First thought was gulls rising for an ant swarm, but it soon became clear the sound was more like a wader alarm call. Finally we picked up some large waders rocketing upwards, but too far for a visual identification. Instinctively we thought Godwit but we needed a proper listen to the alarm call to confirm Black-tailed Godwit.

But what caused the alarm. We see the occasional Sparrowhawk or Peregrine over the garden, but if they’re in the area it’s the pigeons and songbirds which are most disturbed. If a peregrine is hunting waders all the action tends to stay within the area of the river, several hundred yards away.

Jan located the culprit – what appeared to be a buzzard, high in the sky that the Godwit were mobbing. But it was very still in the sky. Too still even to be resting on the thermals rising over the city on this hot day. So. Fetch the binoculars. Find the bird again. And…’s not a bird. It’s a drone. It doesn’t appear to be a large professional model used for surveying and other purposes, but a small, hobbyist’s version.

Drones in the air – help or hazard?

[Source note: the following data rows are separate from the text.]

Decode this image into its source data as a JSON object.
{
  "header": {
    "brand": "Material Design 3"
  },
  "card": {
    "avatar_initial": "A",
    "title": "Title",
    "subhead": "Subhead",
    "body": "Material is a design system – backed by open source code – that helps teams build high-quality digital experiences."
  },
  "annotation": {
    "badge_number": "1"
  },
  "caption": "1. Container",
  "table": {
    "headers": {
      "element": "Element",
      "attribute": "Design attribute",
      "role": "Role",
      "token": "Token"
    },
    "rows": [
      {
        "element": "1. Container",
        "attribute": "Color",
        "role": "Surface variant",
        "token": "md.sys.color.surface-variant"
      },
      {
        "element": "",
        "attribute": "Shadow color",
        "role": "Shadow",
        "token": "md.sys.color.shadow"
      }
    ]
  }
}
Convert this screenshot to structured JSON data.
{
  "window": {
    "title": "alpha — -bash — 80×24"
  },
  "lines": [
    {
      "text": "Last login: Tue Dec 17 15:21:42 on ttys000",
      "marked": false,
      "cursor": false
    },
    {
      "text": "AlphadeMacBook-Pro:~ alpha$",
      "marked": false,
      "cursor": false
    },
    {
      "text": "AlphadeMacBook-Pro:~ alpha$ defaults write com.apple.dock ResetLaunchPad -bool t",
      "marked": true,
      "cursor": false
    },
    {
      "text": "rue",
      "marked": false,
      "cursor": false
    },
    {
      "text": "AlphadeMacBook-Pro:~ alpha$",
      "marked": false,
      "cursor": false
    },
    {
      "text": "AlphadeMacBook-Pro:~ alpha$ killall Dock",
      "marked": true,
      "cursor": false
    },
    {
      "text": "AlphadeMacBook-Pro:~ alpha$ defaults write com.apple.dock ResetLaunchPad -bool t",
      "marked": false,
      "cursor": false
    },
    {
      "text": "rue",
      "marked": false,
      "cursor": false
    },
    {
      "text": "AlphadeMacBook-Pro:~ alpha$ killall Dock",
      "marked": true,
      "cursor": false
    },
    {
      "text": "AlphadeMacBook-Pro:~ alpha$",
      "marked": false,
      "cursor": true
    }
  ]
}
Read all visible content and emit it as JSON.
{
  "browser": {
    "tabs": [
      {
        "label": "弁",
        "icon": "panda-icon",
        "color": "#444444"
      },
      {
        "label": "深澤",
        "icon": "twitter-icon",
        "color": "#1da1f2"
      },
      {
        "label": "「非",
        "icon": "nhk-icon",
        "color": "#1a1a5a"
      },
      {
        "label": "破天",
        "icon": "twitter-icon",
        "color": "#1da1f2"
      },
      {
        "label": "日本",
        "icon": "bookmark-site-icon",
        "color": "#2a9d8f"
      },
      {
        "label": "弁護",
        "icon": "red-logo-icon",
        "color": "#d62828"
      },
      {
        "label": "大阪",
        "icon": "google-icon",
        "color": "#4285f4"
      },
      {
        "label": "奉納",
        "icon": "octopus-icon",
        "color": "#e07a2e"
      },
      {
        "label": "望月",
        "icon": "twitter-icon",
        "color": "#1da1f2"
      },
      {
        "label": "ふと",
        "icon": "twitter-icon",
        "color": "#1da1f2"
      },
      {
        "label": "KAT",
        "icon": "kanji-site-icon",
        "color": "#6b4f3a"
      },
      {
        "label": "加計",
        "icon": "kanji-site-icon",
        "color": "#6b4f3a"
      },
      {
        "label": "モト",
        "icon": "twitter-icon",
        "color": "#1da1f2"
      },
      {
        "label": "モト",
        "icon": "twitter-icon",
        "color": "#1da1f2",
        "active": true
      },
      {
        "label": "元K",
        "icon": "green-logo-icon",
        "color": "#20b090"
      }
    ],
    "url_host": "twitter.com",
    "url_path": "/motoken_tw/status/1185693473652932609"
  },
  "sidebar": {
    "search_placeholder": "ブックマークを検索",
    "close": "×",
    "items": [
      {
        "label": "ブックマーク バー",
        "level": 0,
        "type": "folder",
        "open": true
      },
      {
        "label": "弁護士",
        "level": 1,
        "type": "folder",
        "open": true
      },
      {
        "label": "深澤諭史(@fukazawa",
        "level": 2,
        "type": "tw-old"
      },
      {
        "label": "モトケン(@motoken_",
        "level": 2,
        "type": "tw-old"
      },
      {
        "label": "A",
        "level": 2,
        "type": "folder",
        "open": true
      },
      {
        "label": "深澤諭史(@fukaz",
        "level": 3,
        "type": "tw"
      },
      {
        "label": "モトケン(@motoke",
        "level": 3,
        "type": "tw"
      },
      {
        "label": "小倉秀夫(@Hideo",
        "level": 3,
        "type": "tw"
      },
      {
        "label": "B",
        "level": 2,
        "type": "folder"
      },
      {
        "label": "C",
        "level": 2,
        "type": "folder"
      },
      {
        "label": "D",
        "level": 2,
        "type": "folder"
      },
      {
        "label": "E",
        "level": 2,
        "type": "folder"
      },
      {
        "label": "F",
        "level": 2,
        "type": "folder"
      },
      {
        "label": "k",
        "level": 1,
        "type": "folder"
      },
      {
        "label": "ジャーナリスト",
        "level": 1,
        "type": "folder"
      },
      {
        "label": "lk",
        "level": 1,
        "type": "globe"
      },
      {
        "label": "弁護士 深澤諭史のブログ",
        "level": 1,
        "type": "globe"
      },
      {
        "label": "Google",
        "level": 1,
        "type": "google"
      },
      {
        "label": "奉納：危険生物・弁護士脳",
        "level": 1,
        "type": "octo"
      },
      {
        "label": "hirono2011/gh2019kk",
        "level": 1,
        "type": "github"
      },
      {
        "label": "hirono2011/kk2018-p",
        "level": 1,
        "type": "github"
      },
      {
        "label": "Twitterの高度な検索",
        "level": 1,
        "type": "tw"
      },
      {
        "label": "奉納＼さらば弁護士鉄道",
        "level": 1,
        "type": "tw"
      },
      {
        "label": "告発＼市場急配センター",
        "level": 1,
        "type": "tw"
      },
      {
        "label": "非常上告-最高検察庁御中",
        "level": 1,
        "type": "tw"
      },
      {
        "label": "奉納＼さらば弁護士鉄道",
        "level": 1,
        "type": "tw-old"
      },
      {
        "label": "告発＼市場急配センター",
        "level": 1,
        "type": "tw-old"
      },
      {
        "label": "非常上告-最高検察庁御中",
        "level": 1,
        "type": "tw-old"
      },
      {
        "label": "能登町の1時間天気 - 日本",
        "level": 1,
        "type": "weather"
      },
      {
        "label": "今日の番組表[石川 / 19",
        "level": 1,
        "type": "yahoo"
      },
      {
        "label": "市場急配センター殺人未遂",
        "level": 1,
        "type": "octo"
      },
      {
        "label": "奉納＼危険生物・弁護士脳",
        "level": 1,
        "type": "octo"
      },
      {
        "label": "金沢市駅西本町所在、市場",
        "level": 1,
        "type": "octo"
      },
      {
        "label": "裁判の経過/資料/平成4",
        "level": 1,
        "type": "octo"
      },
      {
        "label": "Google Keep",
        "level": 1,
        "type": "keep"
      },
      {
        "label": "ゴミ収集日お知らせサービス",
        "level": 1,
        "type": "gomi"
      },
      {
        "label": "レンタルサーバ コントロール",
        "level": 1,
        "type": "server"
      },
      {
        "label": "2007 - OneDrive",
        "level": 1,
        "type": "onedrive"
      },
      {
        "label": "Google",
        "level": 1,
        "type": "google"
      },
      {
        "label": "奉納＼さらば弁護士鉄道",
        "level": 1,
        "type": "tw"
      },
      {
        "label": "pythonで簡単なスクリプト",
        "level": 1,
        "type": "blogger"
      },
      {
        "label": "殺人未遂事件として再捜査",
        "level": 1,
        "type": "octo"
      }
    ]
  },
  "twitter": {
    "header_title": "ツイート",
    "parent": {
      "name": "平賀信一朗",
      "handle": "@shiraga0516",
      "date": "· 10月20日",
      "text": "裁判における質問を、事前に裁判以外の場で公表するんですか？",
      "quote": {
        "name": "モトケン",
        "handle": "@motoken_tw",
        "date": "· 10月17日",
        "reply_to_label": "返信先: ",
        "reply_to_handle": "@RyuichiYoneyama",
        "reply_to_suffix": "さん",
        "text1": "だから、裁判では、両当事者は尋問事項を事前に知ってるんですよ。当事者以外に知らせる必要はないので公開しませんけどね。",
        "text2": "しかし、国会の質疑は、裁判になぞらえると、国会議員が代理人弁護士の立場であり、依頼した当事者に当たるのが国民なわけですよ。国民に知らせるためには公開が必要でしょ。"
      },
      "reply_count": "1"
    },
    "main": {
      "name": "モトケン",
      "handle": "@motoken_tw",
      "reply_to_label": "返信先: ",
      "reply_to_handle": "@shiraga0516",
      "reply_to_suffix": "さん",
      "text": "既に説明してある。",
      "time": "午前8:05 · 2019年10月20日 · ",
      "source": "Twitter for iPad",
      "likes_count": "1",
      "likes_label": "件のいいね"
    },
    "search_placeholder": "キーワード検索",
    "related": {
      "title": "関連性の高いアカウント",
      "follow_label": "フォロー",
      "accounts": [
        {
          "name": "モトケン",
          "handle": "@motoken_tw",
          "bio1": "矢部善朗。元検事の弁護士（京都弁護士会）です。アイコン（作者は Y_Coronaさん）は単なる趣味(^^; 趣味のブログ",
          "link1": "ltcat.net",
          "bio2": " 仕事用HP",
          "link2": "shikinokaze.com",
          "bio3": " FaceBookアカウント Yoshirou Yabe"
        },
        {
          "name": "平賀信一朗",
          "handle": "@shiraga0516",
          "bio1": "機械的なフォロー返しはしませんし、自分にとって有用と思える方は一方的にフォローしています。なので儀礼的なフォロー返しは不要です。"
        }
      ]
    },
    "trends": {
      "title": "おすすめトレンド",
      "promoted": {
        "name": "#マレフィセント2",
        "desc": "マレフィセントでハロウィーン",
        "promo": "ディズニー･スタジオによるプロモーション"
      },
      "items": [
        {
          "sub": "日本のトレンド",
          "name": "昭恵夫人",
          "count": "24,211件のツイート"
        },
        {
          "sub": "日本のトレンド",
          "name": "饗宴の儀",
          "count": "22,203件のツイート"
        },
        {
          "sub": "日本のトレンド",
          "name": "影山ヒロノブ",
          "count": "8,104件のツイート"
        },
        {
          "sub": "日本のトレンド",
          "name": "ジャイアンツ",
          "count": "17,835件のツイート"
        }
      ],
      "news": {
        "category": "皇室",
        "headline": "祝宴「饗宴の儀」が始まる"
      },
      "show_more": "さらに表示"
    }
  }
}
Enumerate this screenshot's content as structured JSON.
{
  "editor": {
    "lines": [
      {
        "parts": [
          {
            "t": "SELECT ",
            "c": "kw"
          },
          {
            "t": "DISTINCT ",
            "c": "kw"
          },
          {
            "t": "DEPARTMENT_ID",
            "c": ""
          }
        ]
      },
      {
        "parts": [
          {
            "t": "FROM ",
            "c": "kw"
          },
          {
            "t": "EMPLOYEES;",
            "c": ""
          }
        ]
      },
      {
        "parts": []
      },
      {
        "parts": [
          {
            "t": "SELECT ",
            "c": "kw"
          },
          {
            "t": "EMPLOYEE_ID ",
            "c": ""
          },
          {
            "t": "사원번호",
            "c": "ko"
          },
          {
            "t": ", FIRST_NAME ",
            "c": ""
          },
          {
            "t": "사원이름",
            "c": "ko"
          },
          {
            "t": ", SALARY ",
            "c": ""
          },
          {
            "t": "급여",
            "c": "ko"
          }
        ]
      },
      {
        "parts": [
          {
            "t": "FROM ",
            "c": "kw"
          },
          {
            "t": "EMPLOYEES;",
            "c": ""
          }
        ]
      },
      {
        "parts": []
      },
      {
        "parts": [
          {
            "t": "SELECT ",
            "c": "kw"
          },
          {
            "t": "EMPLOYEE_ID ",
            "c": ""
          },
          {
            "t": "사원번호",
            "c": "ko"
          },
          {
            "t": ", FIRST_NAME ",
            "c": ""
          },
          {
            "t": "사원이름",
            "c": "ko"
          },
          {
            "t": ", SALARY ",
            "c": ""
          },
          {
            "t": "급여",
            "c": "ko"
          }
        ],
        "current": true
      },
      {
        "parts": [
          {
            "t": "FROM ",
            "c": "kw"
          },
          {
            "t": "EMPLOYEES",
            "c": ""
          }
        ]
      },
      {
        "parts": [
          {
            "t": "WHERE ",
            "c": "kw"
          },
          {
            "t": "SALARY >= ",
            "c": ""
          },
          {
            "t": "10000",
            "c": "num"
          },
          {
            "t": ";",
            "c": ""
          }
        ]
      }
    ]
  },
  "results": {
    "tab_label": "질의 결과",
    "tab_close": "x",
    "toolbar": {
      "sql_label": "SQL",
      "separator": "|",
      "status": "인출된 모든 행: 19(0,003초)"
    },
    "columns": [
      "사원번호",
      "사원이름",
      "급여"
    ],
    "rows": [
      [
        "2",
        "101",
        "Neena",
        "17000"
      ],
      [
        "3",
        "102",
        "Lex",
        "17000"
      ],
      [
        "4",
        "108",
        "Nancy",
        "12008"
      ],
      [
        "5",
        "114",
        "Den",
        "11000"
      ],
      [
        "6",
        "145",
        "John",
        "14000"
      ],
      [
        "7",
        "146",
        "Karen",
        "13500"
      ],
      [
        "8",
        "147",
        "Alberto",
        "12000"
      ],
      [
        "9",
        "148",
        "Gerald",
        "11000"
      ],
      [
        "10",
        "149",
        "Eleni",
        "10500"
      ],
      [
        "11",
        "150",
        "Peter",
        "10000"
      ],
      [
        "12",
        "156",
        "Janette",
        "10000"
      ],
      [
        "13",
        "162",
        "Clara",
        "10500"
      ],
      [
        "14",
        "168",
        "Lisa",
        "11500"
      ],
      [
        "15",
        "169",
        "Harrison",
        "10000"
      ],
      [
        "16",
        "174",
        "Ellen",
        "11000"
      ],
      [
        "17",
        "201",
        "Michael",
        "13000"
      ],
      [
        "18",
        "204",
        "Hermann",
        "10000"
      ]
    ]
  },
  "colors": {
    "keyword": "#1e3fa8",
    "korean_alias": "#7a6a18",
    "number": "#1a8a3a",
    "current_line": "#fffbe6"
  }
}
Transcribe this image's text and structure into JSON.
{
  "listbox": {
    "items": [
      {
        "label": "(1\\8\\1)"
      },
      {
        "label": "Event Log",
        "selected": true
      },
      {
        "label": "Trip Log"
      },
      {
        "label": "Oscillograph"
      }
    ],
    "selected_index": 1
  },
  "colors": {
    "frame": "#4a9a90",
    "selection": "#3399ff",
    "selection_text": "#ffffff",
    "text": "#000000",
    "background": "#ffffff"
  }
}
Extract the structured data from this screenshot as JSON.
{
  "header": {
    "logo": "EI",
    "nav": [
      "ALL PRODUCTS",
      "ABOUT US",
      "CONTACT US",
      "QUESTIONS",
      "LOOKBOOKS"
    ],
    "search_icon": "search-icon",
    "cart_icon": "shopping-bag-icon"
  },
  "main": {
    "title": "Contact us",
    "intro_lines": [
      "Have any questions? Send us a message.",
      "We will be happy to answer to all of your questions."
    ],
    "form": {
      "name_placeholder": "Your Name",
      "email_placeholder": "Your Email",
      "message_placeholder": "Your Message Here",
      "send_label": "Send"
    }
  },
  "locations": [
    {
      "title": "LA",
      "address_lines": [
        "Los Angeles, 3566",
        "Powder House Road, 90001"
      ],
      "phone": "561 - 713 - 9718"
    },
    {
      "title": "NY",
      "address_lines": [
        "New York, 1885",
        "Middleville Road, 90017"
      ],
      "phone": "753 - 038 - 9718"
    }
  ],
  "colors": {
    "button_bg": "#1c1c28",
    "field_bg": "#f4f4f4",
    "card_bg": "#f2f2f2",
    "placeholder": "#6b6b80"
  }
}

The interesting thing is it appeared to be flying half a mile or more from the river, but the Godwit had spotted it and flown up to try and move it off – which they actually did. Whoever was flying the drone dropped it out of sight soon after the Godwits arrived – whether out of concern for the birds or for the drone, or from a flat battery, who knows.

It did remind me of a conversation we’d had with the wardens of Skokholm Island on the possibility of using drones to count seabirds. Either on inaccessible cliffs or possibly as a less intrusive method than walking across nesting grounds. Certainly, new technology is coming more and more to the fore in bird monitoring. From traditional ringing, we are now seeing greater use of tracking birds with tiny geolocators that can be carried by the smallest of birds. Studies are being undertaken to establish whether the calls of birds can be identified down to an individual bird which would revolutionise the monitoring of burrow-nesting birds like puffins and shearwaters.

And studies are also now being undertaken into the safe use of drones. Counting razorbills on cliffs, or gulls on rooftops may become more easily and safely achieved with drones used in a way that doesn’t cause an undue disturbance. If you are interested in further reading then a good place to start is this article on the British Ornithologists’ Union website:

Of course, people using drones for other recreational purposes should take care – in the same way as you would when walking a dog. You can accidentally cause a great deal of disturbance to birds and other wildlife. Just because your eyes are on the sky, you should be still make sure you are aware of what is all around.

Happy flying.